Output every entry exactly as given.

__EXTRACTED ENTRIES__:
◇ ◇ ◇ ◇ ◇ ◇ ◇
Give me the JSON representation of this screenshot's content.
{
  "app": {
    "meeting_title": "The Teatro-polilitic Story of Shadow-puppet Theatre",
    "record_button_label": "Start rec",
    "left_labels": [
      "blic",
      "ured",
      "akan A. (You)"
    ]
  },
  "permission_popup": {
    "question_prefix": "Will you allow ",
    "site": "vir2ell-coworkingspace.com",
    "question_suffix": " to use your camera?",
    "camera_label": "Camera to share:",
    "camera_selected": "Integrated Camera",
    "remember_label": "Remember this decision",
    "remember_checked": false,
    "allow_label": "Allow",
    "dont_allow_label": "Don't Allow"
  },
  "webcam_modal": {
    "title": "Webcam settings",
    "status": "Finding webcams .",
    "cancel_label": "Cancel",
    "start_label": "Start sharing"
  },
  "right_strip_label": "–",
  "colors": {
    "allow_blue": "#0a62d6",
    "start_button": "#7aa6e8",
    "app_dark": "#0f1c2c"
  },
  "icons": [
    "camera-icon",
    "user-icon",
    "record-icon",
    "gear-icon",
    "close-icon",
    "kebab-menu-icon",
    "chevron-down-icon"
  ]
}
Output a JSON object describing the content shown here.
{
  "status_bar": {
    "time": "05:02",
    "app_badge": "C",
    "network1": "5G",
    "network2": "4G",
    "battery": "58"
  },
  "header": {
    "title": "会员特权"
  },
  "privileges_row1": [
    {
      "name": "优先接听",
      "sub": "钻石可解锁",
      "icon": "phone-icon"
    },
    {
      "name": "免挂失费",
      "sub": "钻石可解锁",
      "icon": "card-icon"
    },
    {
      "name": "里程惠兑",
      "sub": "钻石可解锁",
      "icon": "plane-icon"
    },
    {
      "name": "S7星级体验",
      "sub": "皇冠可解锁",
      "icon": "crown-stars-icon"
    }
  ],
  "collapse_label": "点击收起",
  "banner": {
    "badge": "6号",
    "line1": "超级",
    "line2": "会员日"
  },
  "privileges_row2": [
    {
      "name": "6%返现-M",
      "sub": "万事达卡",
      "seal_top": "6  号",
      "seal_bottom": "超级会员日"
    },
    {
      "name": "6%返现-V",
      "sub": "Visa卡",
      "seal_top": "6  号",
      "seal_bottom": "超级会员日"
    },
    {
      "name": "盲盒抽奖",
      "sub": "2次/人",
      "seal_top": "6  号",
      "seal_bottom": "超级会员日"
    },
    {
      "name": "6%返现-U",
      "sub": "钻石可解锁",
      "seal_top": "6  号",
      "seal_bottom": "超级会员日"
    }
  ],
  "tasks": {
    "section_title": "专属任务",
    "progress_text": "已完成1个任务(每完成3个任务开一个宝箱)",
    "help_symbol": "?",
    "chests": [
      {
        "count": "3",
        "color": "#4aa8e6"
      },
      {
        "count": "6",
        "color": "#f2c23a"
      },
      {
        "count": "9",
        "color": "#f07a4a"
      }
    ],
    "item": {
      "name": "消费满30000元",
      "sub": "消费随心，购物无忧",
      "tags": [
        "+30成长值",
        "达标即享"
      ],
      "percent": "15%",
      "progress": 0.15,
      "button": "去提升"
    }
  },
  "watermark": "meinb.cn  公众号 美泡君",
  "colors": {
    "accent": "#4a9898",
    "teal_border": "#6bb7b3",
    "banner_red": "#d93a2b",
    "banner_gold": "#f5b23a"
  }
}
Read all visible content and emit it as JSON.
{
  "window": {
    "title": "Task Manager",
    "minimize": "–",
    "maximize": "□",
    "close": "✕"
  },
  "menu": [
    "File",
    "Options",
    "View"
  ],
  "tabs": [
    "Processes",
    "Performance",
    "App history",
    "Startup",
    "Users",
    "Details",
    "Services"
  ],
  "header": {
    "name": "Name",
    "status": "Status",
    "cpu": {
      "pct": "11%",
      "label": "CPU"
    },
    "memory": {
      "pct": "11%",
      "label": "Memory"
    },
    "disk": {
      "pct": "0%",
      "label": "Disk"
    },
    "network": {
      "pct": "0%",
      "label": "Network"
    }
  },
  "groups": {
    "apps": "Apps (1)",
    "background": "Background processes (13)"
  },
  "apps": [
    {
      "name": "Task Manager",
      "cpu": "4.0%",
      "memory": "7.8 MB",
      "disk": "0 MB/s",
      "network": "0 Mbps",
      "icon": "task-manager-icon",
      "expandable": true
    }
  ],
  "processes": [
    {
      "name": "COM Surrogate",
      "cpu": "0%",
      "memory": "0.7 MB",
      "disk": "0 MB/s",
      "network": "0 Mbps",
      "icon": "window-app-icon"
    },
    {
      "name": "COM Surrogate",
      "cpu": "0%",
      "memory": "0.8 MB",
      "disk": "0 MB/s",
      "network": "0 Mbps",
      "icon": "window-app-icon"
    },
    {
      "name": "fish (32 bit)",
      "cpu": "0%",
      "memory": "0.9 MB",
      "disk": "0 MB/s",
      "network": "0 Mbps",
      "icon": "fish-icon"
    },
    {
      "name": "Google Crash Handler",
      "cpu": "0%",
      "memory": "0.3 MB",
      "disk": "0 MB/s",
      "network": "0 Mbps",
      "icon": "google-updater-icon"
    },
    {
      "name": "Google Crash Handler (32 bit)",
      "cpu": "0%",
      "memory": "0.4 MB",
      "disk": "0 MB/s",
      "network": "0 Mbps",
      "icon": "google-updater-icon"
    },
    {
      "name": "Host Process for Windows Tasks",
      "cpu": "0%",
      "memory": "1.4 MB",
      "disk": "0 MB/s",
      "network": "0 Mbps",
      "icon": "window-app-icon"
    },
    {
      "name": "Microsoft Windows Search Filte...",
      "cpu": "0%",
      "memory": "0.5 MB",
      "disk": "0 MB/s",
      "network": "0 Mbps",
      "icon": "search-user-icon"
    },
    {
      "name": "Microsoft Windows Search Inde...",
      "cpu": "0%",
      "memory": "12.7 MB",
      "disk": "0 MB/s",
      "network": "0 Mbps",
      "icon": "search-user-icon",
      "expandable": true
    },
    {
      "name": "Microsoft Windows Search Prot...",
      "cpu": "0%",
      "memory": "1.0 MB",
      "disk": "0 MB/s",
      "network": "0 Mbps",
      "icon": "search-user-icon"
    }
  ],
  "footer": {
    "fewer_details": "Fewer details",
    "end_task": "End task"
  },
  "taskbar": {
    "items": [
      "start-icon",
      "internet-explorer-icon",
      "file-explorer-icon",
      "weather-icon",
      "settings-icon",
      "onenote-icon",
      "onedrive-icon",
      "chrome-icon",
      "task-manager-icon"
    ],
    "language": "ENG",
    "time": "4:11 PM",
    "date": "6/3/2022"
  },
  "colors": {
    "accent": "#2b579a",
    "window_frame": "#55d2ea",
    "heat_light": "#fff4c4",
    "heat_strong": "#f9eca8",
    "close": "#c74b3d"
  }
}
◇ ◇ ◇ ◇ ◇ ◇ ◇
__RESPONSE FOR THIS EXERCISE__:
Give me the JSON representation of this screenshot's content.
{
  "app": {
    "meeting_title": "The Teatro-polilitic Story of Shadow-puppet Theatre",
    "record_button_label": "Start rec",
    "left_labels": [
      "blic",
      "ured",
      "akan A. (You)"
    ]
  },
  "permission_popup": {
    "question_prefix": "Will you allow ",
    "site": "vir2ell-coworkingspace.com",
    "question_suffix": " to use your camera?",
    "camera_label": "Camera to share:",
    "camera_selected": "Integrated Camera",
    "remember_label": "Remember this decision",
    "remember_checked": false,
    "allow_label": "Allow",
    "dont_allow_label": "Don't Allow"
  },
  "webcam_modal": {
    "title": "Webcam settings",
    "status": "Finding webcams .",
    "cancel_label": "Cancel",
    "start_label": "Start sharing"
  },
  "right_strip_label": "–",
  "colors": {
    "allow_blue": "#0a62d6",
    "start_button": "#7aa6e8",
    "app_dark": "#0f1c2c"
  },
  "icons": [
    "camera-icon",
    "user-icon",
    "record-icon",
    "gear-icon",
    "close-icon",
    "kebab-menu-icon",
    "chevron-down-icon"
  ]
}
Output a JSON object describing the content shown here.
{
  "status_bar": {
    "time": "05:02",
    "app_badge": "C",
    "network1": "5G",
    "network2": "4G",
    "battery": "58"
  },
  "header": {
    "title": "会员特权"
  },
  "privileges_row1": [
    {
      "name": "优先接听",
      "sub": "钻石可解锁",
      "icon": "phone-icon"
    },
    {
      "name": "免挂失费",
      "sub": "钻石可解锁",
      "icon": "card-icon"
    },
    {
      "name": "里程惠兑",
      "sub": "钻石可解锁",
      "icon": "plane-icon"
    },
    {
      "name": "S7星级体验",
      "sub": "皇冠可解锁",
      "icon": "crown-stars-icon"
    }
  ],
  "collapse_label": "点击收起",
  "banner": {
    "badge": "6号",
    "line1": "超级",
    "line2": "会员日"
  },
  "privileges_row2": [
    {
      "name": "6%返现-M",
      "sub": "万事达卡",
      "seal_top": "6  号",
      "seal_bottom": "超级会员日"
    },
    {
      "name": "6%返现-V",
      "sub": "Visa卡",
      "seal_top": "6  号",
      "seal_bottom": "超级会员日"
    },
    {
      "name": "盲盒抽奖",
      "sub": "2次/人",
      "seal_top": "6  号",
      "seal_bottom": "超级会员日"
    },
    {
      "name": "6%返现-U",
      "sub": "钻石可解锁",
      "seal_top": "6  号",
      "seal_bottom": "超级会员日"
    }
  ],
  "tasks": {
    "section_title": "专属任务",
    "progress_text": "已完成1个任务(每完成3个任务开一个宝箱)",
    "help_symbol": "?",
    "chests": [
      {
        "count": "3",
        "color": "#4aa8e6"
      },
      {
        "count": "6",
        "color": "#f2c23a"
      },
      {
        "count": "9",
        "color": "#f07a4a"
      }
    ],
    "item": {
      "name": "消费满30000元",
      "sub": "消费随心，购物无忧",
      "tags": [
        "+30成长值",
        "达标即享"
      ],
      "percent": "15%",
      "progress": 0.15,
      "button": "去提升"
    }
  },
  "watermark": "meinb.cn  公众号 美泡君",
  "colors": {
    "accent": "#4a9898",
    "teal_border": "#6bb7b3",
    "banner_red": "#d93a2b",
    "banner_gold": "#f5b23a"
  }
}
Read all visible content and emit it as JSON.
{
  "window": {
    "title": "Task Manager",
    "minimize": "–",
    "maximize": "□",
    "close": "✕"
  },
  "menu": [
    "File",
    "Options",
    "View"
  ],
  "tabs": [
    "Processes",
    "Performance",
    "App history",
    "Startup",
    "Users",
    "Details",
    "Services"
  ],
  "header": {
    "name": "Name",
    "status": "Status",
    "cpu": {
      "pct": "11%",
      "label": "CPU"
    },
    "memory": {
      "pct": "11%",
      "label": "Memory"
    },
    "disk": {
      "pct": "0%",
      "label": "Disk"
    },
    "network": {
      "pct": "0%",
      "label": "Network"
    }
  },
  "groups": {
    "apps": "Apps (1)",
    "background": "Background processes (13)"
  },
  "apps": [
    {
      "name": "Task Manager",
      "cpu": "4.0%",
      "memory": "7.8 MB",
      "disk": "0 MB/s",
      "network": "0 Mbps",
      "icon": "task-manager-icon",
      "expandable": true
    }
  ],
  "processes": [
    {
      "name": "COM Surrogate",
      "cpu": "0%",
      "memory": "0.7 MB",
      "disk": "0 MB/s",
      "network": "0 Mbps",
      "icon": "window-app-icon"
    },
    {
      "name": "COM Surrogate",
      "cpu": "0%",
      "memory": "0.8 MB",
      "disk": "0 MB/s",
      "network": "0 Mbps",
      "icon": "window-app-icon"
    },
    {
      "name": "fish (32 bit)",
      "cpu": "0%",
      "memory": "0.9 MB",
      "disk": "0 MB/s",
      "network": "0 Mbps",
      "icon": "fish-icon"
    },
    {
      "name": "Google Crash Handler",
      "cpu": "0%",
      "memory": "0.3 MB",
      "disk": "0 MB/s",
      "network": "0 Mbps",
      "icon": "google-updater-icon"
    },
    {
      "name": "Google Crash Handler (32 bit)",
      "cpu": "0%",
      "memory": "0.4 MB",
      "disk": "0 MB/s",
      "network": "0 Mbps",
      "icon": "google-updater-icon"
    },
    {
      "name": "Host Process for Windows Tasks",
      "cpu": "0%",
      "memory": "1.4 MB",
      "disk": "0 MB/s",
      "network": "0 Mbps",
      "icon": "window-app-icon"
    },
    {
      "name": "Microsoft Windows Search Filte...",
      "cpu": "0%",
      "memory": "0.5 MB",
      "disk": "0 MB/s",
      "network": "0 Mbps",
      "icon": "search-user-icon"
    },
    {
      "name": "Microsoft Windows Search Inde...",
      "cpu": "0%",
      "memory": "12.7 MB",
      "disk": "0 MB/s",
      "network": "0 Mbps",
      "icon": "search-user-icon",
      "expandable": true
    },
    {
      "name": "Microsoft Windows Search Prot...",
      "cpu": "0%",
      "memory": "1.0 MB",
      "disk": "0 MB/s",
      "network": "0 Mbps",
      "icon": "search-user-icon"
    }
  ],
  "footer": {
    "fewer_details": "Fewer details",
    "end_task": "End task"
  },
  "taskbar": {
    "items": [
      "start-icon",
      "internet-explorer-icon",
      "file-explorer-icon",
      "weather-icon",
      "settings-icon",
      "onenote-icon",
      "onedrive-icon",
      "chrome-icon",
      "task-manager-icon"
    ],
    "language": "ENG",
    "time": "4:11 PM",
    "date": "6/3/2022"
  },
  "colors": {
    "accent": "#2b579a",
    "window_frame": "#55d2ea",
    "heat_light": "#fff4c4",
    "heat_strong": "#f9eca8",
    "close": "#c74b3d"
  }
}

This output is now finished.